→ **Data about app and page elements**:
== Segment start ==
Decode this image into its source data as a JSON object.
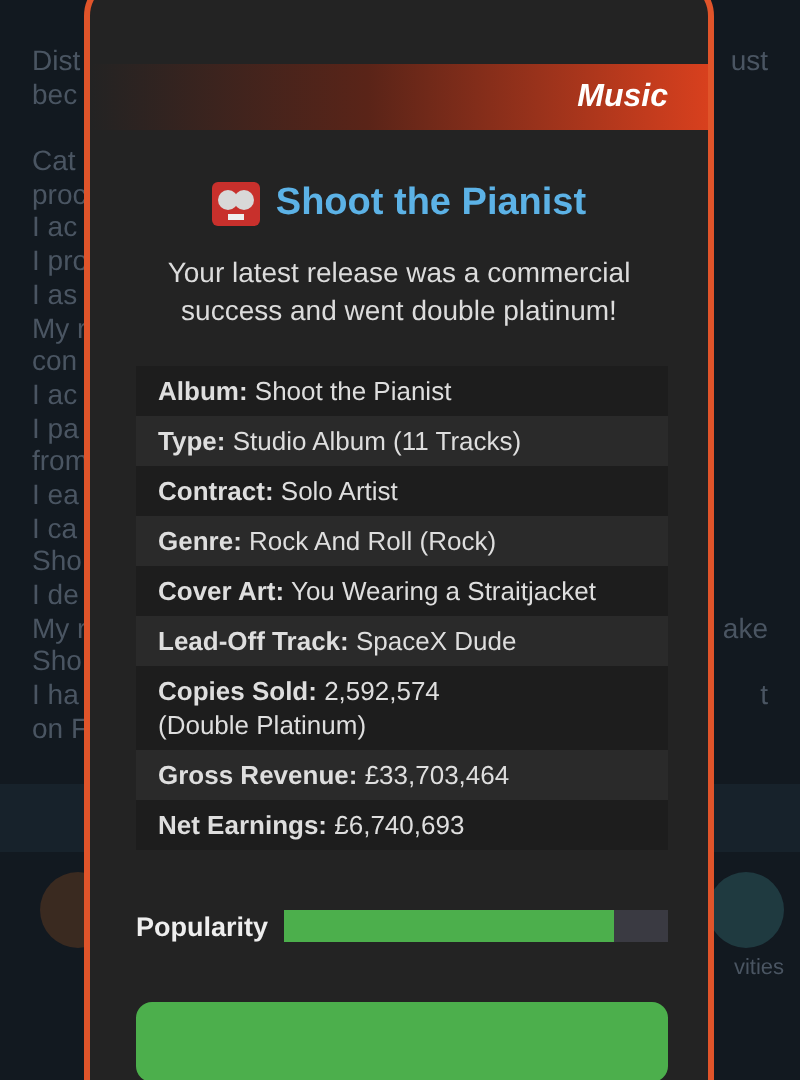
{
  "background": {
    "paragraphs": [
      [
        {
          "left": "Dist",
          "right": "ust"
        },
        {
          "left": "bec"
        }
      ],
      [
        {
          "left": "Cat"
        },
        {
          "left": "proc"
        },
        {
          "left": "I ac"
        },
        {
          "left": "I pro"
        },
        {
          "left": "I as"
        },
        {
          "left": "My r"
        },
        {
          "left": "con"
        },
        {
          "left": "I ac"
        },
        {
          "left": "I pa"
        },
        {
          "left": "from"
        },
        {
          "left": "I ea"
        },
        {
          "left": "I ca"
        },
        {
          "left": "Sho"
        },
        {
          "left": "I de"
        },
        {
          "left": "My r",
          "right": "ake"
        },
        {
          "left": "Sho"
        },
        {
          "left": "I ha",
          "right": "t"
        },
        {
          "left": "on F"
        }
      ]
    ],
    "activity_label": "vities"
  },
  "modal": {
    "category": "Music",
    "title": "Shoot the Pianist",
    "message": "Your latest release was a commercial success and went double platinum!",
    "details": [
      {
        "label": "Album:",
        "value": "Shoot the Pianist"
      },
      {
        "label": "Type:",
        "value": "Studio Album (11 Tracks)"
      },
      {
        "label": "Contract:",
        "value": "Solo Artist"
      },
      {
        "label": "Genre:",
        "value": "Rock And Roll (Rock)"
      },
      {
        "label": "Cover Art:",
        "value": "You Wearing a Straitjacket"
      },
      {
        "label": "Lead-Off Track:",
        "value": "SpaceX Dude"
      },
      {
        "label": "Copies Sold:",
        "value": "2,592,574",
        "note": "(Double Platinum)"
      },
      {
        "label": "Gross Revenue:",
        "value": "£33,703,464"
      },
      {
        "label": "Net Earnings:",
        "value": "£6,740,693"
      }
    ],
    "popularity": {
      "label": "Popularity",
      "level": 0.86
    }
  }
}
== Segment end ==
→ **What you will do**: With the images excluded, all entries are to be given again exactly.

→ **Solution**:
Decode this image into its source data as a JSON object.
{
  "background": {
    "paragraphs": [
      [
        {
          "left": "Dist",
          "right": "ust"
        },
        {
          "left": "bec"
        }
      ],
      [
        {
          "left": "Cat"
        },
        {
          "left": "proc"
        },
        {
          "left": "I ac"
        },
        {
          "left": "I pro"
        },
        {
          "left": "I as"
        },
        {
          "left": "My r"
        },
        {
          "left": "con"
        },
        {
          "left": "I ac"
        },
        {
          "left": "I pa"
        },
        {
          "left": "from"
        },
        {
          "left": "I ea"
        },
        {
          "left": "I ca"
        },
        {
          "left": "Sho"
        },
        {
          "left": "I de"
        },
        {
          "left": "My r",
          "right": "ake"
        },
        {
          "left": "Sho"
        },
        {
          "left": "I ha",
          "right": "t"
        },
        {
          "left": "on F"
        }
      ]
    ],
    "activity_label": "vities"
  },
  "modal": {
    "category": "Music",
    "title": "Shoot the Pianist",
    "message": "Your latest release was a commercial success and went double platinum!",
    "details": [
      {
        "label": "Album:",
        "value": "Shoot the Pianist"
      },
      {
        "label": "Type:",
        "value": "Studio Album (11 Tracks)"
      },
      {
        "label": "Contract:",
        "value": "Solo Artist"
      },
      {
        "label": "Genre:",
        "value": "Rock And Roll (Rock)"
      },
      {
        "label": "Cover Art:",
        "value": "You Wearing a Straitjacket"
      },
      {
        "label": "Lead-Off Track:",
        "value": "SpaceX Dude"
      },
      {
        "label": "Copies Sold:",
        "value": "2,592,574",
        "note": "(Double Platinum)"
      },
      {
        "label": "Gross Revenue:",
        "value": "£33,703,464"
      },
      {
        "label": "Net Earnings:",
        "value": "£6,740,693"
      }
    ],
    "popularity": {
      "label": "Popularity",
      "level": 0.86
    }
  }
}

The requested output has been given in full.